UNDER-PRESSURE health chiefs have had had £321million in debt written off by the government in a bid to help the NHS tackle the Coronavirus crisis.
The move, part of a £13billion debt write off by the Department of Health and Social Care, has been welcomed by local health chiefs at Worcestershire Acute Hospitals NHS Trust in the fight against COVID-19.
It means an immediate cash boost for the Trust, which had been looking at an ongoing debt of £80million alone for the 2019/20 financial year, which ended this month.
At a stroke the move releases an extra £9.2m in capital spending instead of the £2.2m WAHT would have been expecting.
Worcester’s MP Robin Walker told the Observer he was pleased with the news and said it would put the NHS in a stronger position to be able to respond to the global coronavirus pandemic and ensure it had stronger foundations for the future.
“It’s welcome news the Government is providing the NHS with whatever it needs to tackle coronavirus and this announcement provides the NHS immediate financial certainty to plan and deliver their emergency response as well as providing an increase in testing across the country.”
“As we tackle this crisis, nobody in our health service should be distracted by their hospital’s past finances. The debt write off will wipe the slate clean and allow NHS hospitals to plan for the future and invest in vital services.”
“I remain committed to providing the NHS with whatever it needs to tackle coronavirus, and the changes to the funding model will give the NHS immediate financial certainty to plan and deliver their emergency response.”
The decision to write off more than £13billion of debt is part of a package of major reforms to the NHS financial system and begins from the start of the new financial year.
The package is launched in combination with a simpler internal payment system to help NHS trusts in dealing with the coronavirus response, which was agreed with NHS England last week.

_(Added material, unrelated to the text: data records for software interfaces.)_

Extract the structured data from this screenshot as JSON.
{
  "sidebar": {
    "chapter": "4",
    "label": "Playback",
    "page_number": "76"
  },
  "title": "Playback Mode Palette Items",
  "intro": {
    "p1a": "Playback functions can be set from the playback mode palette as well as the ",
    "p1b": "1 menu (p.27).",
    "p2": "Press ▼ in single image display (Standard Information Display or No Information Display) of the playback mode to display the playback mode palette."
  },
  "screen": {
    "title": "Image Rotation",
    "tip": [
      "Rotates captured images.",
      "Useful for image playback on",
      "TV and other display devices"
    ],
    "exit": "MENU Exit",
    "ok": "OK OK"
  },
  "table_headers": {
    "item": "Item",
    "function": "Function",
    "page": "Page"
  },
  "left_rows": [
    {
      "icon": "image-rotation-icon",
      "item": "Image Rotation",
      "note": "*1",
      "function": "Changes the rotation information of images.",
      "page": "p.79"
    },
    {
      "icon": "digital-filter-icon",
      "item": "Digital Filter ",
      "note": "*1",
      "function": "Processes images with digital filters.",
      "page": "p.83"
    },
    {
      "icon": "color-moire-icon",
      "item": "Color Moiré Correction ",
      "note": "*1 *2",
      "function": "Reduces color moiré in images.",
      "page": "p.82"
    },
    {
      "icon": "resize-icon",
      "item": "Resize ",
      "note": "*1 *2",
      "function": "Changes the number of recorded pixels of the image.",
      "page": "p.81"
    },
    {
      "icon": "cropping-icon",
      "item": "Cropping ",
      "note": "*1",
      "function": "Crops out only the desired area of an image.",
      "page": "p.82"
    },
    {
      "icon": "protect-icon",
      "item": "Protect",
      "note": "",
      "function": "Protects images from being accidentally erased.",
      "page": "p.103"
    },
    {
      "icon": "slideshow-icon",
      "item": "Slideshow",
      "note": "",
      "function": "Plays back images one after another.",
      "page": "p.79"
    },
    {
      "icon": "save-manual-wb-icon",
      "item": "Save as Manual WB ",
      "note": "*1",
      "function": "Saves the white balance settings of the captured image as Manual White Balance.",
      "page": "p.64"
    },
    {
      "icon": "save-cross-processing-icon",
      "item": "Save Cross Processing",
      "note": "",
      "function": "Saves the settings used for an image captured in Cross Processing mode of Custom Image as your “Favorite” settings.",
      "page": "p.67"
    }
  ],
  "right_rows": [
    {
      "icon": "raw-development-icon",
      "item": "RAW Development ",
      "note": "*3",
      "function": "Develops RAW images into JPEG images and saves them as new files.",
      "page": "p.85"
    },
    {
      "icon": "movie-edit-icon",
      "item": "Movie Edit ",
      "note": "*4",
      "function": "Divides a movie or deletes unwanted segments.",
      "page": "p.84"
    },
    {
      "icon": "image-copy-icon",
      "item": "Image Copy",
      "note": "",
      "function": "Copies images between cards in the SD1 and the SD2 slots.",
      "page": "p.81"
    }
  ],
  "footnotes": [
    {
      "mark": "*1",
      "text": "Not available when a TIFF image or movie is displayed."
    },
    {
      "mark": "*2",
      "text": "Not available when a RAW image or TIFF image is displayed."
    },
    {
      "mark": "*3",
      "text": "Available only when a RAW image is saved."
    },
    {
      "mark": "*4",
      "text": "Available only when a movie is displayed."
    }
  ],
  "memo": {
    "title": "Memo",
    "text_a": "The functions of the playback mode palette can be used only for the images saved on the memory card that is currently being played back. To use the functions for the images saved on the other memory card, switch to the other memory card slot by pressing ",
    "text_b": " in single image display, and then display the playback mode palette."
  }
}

It also means hospitals can get the necessary funding to carry out their emergency response, despite many hospitals cancelling or limiting their usual services such as elective surgery or walk-in clinics due to the virus.
Under the new rules the government should hospitals need extra cash this will be given with equity, rather than needing to borrow from the government and repay a loan.

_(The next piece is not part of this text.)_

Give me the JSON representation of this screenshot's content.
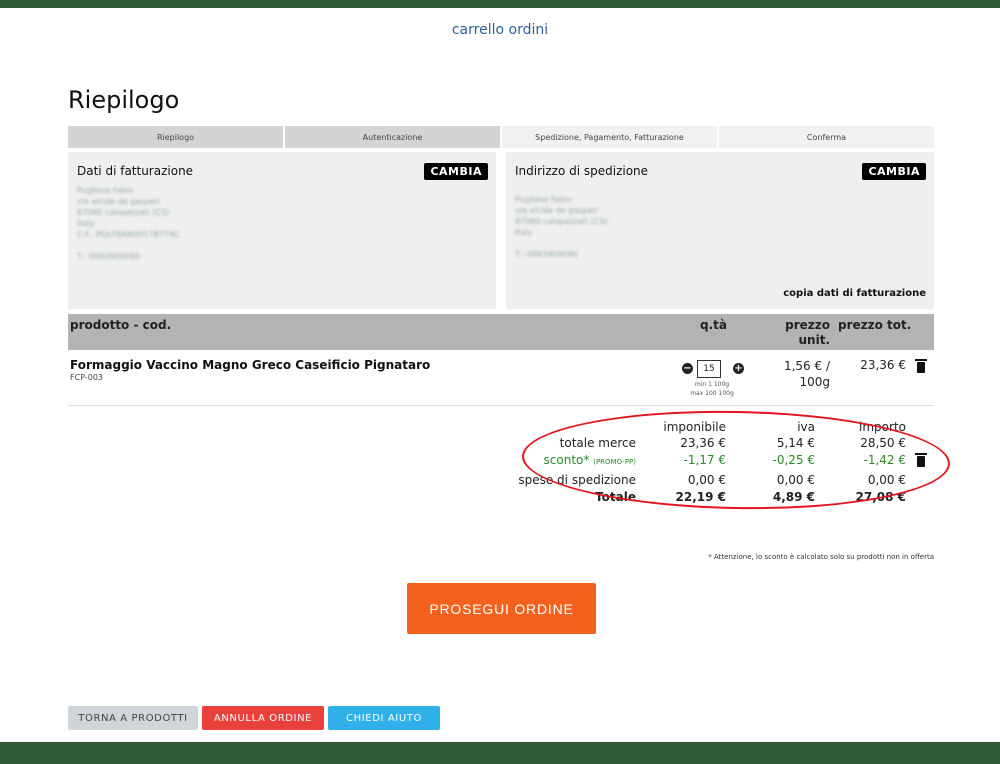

The moves comes on top of the capital facility launched in February to ensure the NHS has access to whatever extra capital investment it needs, without charges, to respond to the Covid-19 outbreak.